Before Myspace came about, dedicated social media websites weren't really a thing, at least like they are today. Sure, there was email and instant messaging to keep in contact with your friends and family around the world. But that was a closed communication. You were Person A, and whoever you were talking to was Person B. Of course, there were methods of communicating in groups. Forums were still a thing back in 2003. But forums were specialized, and did not allow for much customization in showing off the members, so much as specific discussions. There was a need in the internet market for a website that would combine the easy-to-follow conversations of forums, the instant gratification of messaging and email, and the ability to personalize and customize one's profile. Myspace was the first major website to fulfill these needs.
After recognizing the types of attributes that people would want in a social networking site, several eUniverse employees started throwing a project together, and ended up coding most of the framework for the original Myspace website in 10 days. Among these employees was everybody's first friend, Tom Anderson, or as he is commonly referred to, Myspace Tom.Credit: http://tctechcrunch2011.files.wordpress.com/2010/10/screen-shot-2010-10-08-at-3-06-47-pm.png
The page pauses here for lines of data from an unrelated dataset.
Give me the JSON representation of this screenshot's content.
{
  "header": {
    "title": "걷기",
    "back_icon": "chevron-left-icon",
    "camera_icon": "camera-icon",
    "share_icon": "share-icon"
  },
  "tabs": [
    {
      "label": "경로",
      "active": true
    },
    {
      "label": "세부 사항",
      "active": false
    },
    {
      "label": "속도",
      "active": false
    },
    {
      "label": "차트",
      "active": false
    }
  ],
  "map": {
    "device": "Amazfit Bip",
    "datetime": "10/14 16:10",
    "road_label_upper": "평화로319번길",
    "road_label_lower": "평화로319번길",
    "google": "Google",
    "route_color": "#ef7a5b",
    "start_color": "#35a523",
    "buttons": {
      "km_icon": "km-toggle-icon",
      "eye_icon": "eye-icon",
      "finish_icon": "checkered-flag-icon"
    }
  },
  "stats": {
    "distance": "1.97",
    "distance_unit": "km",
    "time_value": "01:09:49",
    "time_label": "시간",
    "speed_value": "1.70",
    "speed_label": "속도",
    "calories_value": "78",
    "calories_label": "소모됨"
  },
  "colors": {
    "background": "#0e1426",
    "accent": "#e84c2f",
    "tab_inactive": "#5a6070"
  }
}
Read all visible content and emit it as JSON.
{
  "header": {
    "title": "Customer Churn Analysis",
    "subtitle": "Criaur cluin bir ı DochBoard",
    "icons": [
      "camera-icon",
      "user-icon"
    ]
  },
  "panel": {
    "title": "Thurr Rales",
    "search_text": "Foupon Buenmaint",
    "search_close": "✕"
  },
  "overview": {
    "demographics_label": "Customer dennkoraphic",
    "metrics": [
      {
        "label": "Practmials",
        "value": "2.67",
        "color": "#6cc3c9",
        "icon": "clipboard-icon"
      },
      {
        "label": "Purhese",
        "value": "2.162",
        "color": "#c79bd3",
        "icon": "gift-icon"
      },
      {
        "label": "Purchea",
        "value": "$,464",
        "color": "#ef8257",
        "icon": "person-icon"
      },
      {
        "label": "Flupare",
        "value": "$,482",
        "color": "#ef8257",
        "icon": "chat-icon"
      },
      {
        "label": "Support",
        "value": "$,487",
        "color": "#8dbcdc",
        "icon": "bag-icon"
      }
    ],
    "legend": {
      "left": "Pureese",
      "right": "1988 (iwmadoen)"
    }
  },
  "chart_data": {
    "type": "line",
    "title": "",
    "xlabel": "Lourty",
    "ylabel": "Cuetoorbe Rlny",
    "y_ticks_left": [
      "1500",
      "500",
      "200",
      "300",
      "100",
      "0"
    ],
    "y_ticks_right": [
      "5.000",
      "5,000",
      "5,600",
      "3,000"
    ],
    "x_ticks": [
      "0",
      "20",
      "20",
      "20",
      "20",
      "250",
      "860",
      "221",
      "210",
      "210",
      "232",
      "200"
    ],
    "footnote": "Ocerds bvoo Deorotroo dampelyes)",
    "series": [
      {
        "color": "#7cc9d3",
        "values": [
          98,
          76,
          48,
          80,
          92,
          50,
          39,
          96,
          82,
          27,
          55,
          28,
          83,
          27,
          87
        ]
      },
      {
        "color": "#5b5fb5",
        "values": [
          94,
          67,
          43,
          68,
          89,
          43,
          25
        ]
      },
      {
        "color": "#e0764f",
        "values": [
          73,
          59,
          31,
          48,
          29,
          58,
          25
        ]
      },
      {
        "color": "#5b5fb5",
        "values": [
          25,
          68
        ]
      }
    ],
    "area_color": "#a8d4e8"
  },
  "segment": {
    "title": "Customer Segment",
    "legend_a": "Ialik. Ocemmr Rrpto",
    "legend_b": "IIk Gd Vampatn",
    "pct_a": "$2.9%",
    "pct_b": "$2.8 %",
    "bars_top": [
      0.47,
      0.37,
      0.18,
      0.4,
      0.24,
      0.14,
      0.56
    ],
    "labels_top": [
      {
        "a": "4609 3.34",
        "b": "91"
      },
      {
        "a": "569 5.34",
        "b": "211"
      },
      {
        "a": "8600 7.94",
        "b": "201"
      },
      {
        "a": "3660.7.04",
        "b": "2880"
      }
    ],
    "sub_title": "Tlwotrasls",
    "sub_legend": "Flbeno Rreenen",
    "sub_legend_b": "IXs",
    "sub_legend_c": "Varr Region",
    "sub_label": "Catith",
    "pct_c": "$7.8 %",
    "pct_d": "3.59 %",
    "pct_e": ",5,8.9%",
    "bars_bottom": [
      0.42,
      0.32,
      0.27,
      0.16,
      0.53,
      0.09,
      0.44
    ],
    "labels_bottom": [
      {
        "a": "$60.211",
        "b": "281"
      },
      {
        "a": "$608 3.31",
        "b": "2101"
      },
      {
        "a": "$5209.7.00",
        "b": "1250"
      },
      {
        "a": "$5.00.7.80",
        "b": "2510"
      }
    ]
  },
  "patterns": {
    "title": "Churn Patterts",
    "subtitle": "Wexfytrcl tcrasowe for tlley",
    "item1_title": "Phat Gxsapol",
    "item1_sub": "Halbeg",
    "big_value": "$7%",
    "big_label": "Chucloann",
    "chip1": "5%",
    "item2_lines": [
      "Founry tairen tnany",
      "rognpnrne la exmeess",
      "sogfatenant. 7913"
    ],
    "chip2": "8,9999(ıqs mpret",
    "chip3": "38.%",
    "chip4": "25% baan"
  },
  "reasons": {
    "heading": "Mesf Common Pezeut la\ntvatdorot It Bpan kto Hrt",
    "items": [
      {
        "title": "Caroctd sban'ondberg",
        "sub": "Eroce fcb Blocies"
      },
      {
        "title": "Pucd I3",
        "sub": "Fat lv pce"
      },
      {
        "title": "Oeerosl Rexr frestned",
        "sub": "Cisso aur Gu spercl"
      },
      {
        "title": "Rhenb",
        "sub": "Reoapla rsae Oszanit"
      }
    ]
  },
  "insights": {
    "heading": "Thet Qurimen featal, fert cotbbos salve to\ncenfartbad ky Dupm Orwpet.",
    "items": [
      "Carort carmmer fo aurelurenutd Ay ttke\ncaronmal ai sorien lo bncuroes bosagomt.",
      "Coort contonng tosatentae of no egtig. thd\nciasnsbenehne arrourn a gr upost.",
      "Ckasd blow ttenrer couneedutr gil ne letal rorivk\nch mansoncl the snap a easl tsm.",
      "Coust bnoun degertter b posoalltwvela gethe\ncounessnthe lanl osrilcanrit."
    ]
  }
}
Myspace quickly grew due to some marketing from the eUniverse employees who created the site. Emails were sent to over 20 million people, and the company also had contests to see which employees could refer the most people to the site. In particular, the site became very popular among teenagers and young adults.Credit: http://www.uie.com/images/blog/myspace-homepage-04-13-2007.jpg
In 2005, the site really started to take off, and was bought by Intermix Media for $580 million, which was a ground-breaking amount of money for an internet business at the time. Even after the purchase, the site continued to grow and grow. Around this same time, other social networking websites tried to launch themselves onto the scene and attempt to reach thresholds in this multimillion dollar marketplace. Among them was Facebook. However, at least at first, none of these alternative social networking sites had any effects. It seemed like Myspace couldn't be touched, and nothing could diminish it's popularity. For a brief period of time, Myspace even overtook Google as the #1 visited website in the world.
The Fall of an Empire
And so, if with all of this publicity and more than 100 million users, how could Myspace possible fail? Well, put simply, Facebook started to catch on to people beyond just the college crowd it was originally intended for. What really killed Myspace though, was an advertisement deal with Google, which required more ads to be placed all over the site. This resulted in slower load time for pages, as well as a more generally confusing site layout.
You see, what really made Myspace special in the first place, its user customization options on profile pages, is really what ended up making people turn away and use Facebook. With ads littered all over the place, and an assortment of sloppy profile pictures, the simple and clean design of Mark Zuckerberg's site was the far more appealing option.
Slowly but surely, Facebook crept up in Alexa web rankings, eventually overtaking Myspace in early 2008. That initial overtaking became big news, and suddenly Myspace began to plummet as far as traffic goes. In 2009, the company laid off 30% of its employees in the United States. In 2010, the website lost 156 million dollars. It was put up for sale the next year. It finally found a buyer with celebrity Justin Timberlake, who has tried to change the direction and reputation of the site, focusing more on being a platform for upcoming music artists.
And as for Myspace Tom... he's still active on Facebook and Twitter.Credit: http://fm.cnbc.com/applications/cnbc.com/resources/files/2012/12/20/myspace-exchange.jpg